The human resources department is required by law to tell you what, if anything, is offered at the company such as paid and unpaid leave and workplace flexibility. They also may have referrals for services and organizations that can help your husband, mother or in-law.
If your company has 50 or more employees, you have been there at least 12 months and have worked a minimum of 1250 hours during the past 12 months, you may qualify for a leave of absence under the federal Family Medical Leave Act (FMLA). It provides 12 weeks of leave to care for an immediate family member. You can take the leave all at once or intermittently until you have a total of 12 weeks. And you are guaranteed reinstatement at the end of that 12- week period provided you are ready to return to work then.
Under the federal FMLA, the 12 weeks is unpaid, unless state law provides otherwise. California, New Jersey, Rhode Island (and New York as of 2018) offer paid family and medical leave.
You may have another option, thanks to a federal law. Under the Americans With Disabilities Act (ADA), if you’re taking care of someone elderly with a disability, your boss must treat you the same (give you similar time off) as he/she would if you had a young, disabled child. You also can’t be treated differently because of gender and the ADA protects you from losing your job or being harassed.
Companies with less than 50 employees are not required to follow the FMLA, but there may be state laws that effectively do the same thing. Or, your company might have its own policy that to a greater or lesser extent, offers the equivalent benefit.
2. Try to be flexible. Experts will tell you, if you are, employers who can are more likely to be, too. Of course, your flexibility may depend on more than you, though: doctors’ and caregivers’ schedules, adult day care hours, and the kind of work you do.
If it’s an important appointment for your mother-in-law, try to schedule it on a day of the week that is typically less busy in the office, or in the morning or late afternoon, so you’re around for an uninterrupted chunk of time. Come in early or stay late. Work on weekends. For the employer, it’s all about getting the work done.
3. Problem-solve. Rather than sneak around, be direct with your boss. Explain your situation and try to figure out what will work for both of you. Do your homework and make it as easy for him as you can. Maybe you could you telecommute a day or two a week, or embrace flextime (come in early three days a week, for instance, and leave earlier or work from noon until 8 p.m. or whatever allows you to get both professional and caregiving jobs done).

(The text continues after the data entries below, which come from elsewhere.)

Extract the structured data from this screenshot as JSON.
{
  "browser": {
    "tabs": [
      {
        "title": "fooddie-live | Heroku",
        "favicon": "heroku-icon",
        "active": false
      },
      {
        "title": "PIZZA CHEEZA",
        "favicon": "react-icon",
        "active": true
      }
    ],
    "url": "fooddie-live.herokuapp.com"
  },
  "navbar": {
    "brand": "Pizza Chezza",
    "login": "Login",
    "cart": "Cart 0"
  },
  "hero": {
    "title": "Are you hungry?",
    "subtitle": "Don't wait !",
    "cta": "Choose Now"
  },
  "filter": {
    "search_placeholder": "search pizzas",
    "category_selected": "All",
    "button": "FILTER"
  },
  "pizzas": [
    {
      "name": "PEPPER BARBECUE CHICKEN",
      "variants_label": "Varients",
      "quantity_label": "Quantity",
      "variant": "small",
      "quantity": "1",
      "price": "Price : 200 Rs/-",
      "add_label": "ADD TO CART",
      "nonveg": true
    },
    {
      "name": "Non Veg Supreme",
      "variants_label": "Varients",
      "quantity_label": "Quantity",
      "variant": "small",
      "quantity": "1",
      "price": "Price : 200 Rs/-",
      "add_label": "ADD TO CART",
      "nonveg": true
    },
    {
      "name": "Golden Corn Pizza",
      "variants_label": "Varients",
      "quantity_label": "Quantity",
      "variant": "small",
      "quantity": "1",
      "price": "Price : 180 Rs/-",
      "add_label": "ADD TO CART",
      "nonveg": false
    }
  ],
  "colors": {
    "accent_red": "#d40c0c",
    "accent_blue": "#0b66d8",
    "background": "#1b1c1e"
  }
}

4. Do a test run, then reassess. Make a plan and see how it works. Offer to tweak or rethink the arrangement.
Juggling work and family is enormously complicated. And the solution for one caregiving crisis may be different from the next. But remember, if you demonstrate a sincere desire to make work work, most employers will try to accommodate you.